THE BLOG

Kenyan Youth Rewriting The Narrative One Entrepreneurial Venture At A Time

Kenyan young people are moving away from the conventional white-collar employment opportunities and embracing entrepreneurship.

24/10/2017 03:59 SAST
FatCamera/ Getty Images

'Go forth and fill the earth...' a commandment that we Africans have diligently and unapologetically adhered to. Perhaps God should have decreed that we go forth and fill the earth responsibly, but who's complaining?

We are the most fertile continent, with the youngest and fastest-growing population on earth. Take my country Kenya, for instance, approximately 3,000 Kenyans are born every day, over a million every year. These statistics may be perceived as particularly staggering for an emerging economy.

In Kenya, the youth (aged between 18 and 34 years old) make up more than one-third of the population. This means that with over 70 percent of Kenya's population being less than 30 years of age; we are, quite literally, the future.

Around 1 million youth join the labour force every year -- that is 1 million more youth who are potentially going to remain unemployed, their academic prowess or lack thereof notwithstanding.

Kenyan youth, obstinate and creative, are moving away from the conventional white-collar employment opportunities and a majority of them are embracing entrepreneurship. They are constantly innovating ways of curbing the unemployment menace and are looking to the informal sector to create their own jobs and enhance their independence.

Some of them have formed investment groups called chamas. Others have embraced agriculture, design, hospitality or public transport, investing in taxis, motorcycle taxis called boda-bodas and tuk-tuks. Many young people, even those working in the formal sector have a combination of two jobs, a day job and an alternative one fondly referred to as a 'side hustle'. Branching out to the informal sector has steadily helped in managing the youth bulge.

Many have taken advantage of the incredible internet connectivity in Kenya to establish numerous e-businesses, which range from blogs to fully fledged tech businesses.

The internet has also played a vital role in the success of e-commerce businesses established by the youth. Kenya's internet speed was ranked the fastest in Africa and the Middle East in the Akamai State of the Internet Report 2016 and yet another report by Internet World Stats places the number of internet users in Kenya at approximately 37 million.

Many have taken advantage of the incredible internet connectivity in Kenya to establish numerous e-businesses, which range from blogs to fully fledged tech businesses.

Take for instance Bunifu Technologies, a young tech startup in Kenya that received the Microsoft Innovation IT Services Award last year for creating Africa's first anti-virus software. Even greater success could be witnessed in this sector with stronger internet connectivity in rural areas coupled with easier access to gadgets.

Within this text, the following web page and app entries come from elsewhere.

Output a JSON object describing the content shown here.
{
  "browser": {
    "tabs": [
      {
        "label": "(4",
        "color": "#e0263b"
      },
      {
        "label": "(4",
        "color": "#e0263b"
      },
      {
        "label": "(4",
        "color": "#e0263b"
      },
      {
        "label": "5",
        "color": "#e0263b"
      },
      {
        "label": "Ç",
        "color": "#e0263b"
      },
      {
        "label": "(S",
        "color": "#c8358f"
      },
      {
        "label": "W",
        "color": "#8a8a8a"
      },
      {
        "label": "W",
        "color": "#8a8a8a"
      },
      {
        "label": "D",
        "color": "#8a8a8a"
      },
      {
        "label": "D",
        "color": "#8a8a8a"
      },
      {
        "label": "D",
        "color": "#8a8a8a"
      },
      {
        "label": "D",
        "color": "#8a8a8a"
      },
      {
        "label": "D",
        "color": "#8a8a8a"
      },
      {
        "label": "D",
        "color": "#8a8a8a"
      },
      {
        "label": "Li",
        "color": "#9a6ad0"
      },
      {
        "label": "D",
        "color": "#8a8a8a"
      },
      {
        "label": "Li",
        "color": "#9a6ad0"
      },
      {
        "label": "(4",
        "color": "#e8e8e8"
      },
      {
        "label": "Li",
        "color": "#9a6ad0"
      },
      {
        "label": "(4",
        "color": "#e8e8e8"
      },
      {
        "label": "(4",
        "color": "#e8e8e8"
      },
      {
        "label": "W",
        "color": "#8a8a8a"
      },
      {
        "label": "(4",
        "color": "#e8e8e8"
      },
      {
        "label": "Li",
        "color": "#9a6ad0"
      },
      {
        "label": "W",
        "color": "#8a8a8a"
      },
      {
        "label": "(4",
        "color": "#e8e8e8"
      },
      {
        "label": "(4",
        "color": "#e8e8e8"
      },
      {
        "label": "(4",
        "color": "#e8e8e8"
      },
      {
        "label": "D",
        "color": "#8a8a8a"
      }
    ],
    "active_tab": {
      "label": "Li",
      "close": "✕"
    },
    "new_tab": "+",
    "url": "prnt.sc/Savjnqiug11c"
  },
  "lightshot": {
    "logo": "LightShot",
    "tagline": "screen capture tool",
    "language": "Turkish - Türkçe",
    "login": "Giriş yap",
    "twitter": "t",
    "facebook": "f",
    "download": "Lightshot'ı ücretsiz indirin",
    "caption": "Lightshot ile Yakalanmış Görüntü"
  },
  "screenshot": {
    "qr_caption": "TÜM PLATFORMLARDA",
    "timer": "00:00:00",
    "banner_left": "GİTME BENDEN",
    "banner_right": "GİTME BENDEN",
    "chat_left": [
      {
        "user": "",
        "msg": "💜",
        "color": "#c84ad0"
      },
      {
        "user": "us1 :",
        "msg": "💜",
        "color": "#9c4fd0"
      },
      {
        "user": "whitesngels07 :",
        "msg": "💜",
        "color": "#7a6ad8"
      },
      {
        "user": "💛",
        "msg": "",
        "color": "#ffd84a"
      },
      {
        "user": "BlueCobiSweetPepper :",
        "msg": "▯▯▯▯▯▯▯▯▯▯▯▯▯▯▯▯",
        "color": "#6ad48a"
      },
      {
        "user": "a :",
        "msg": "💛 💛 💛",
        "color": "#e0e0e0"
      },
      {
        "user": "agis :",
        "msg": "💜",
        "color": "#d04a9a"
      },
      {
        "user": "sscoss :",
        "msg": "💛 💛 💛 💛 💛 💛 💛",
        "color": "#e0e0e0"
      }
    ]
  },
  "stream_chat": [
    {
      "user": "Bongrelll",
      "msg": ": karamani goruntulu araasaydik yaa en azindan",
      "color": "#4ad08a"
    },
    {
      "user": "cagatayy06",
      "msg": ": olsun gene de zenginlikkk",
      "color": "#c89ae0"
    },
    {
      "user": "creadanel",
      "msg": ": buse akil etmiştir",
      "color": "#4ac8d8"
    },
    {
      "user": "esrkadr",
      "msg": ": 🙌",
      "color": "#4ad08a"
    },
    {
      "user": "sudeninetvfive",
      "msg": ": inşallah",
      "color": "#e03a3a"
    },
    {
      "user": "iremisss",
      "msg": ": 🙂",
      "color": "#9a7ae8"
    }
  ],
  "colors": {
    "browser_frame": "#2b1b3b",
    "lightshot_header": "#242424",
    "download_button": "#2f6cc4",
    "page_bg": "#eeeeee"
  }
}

Private firms and corporations are also championing youth empowerment by developing programmes and even shows meant to sharpen business acumen of youth. Such shows include Safaricom's Blaze Be Your Own Boss TV Show.

The youth entrepreneurship reality show featured 12 contestants who battled it out for KES. Five million, which included 3 million in cash and 2 million in support in terms of mentorship, business support and financial advice. Also notable is KCB Bank's The Lions' Den, a show where aspiring entrepreneurs get to pitch their business ideas and products to a panel of Kenyan business moguls with the capital and the know-how it takes to succeed.

The Kenyan youth are hungry for success and eager to make a mark, investing in them is one of the surest ways of reaping economic dividends. Once equipped with the necessary skills, expertise, mentorship and funding, young people will have a fighting chance.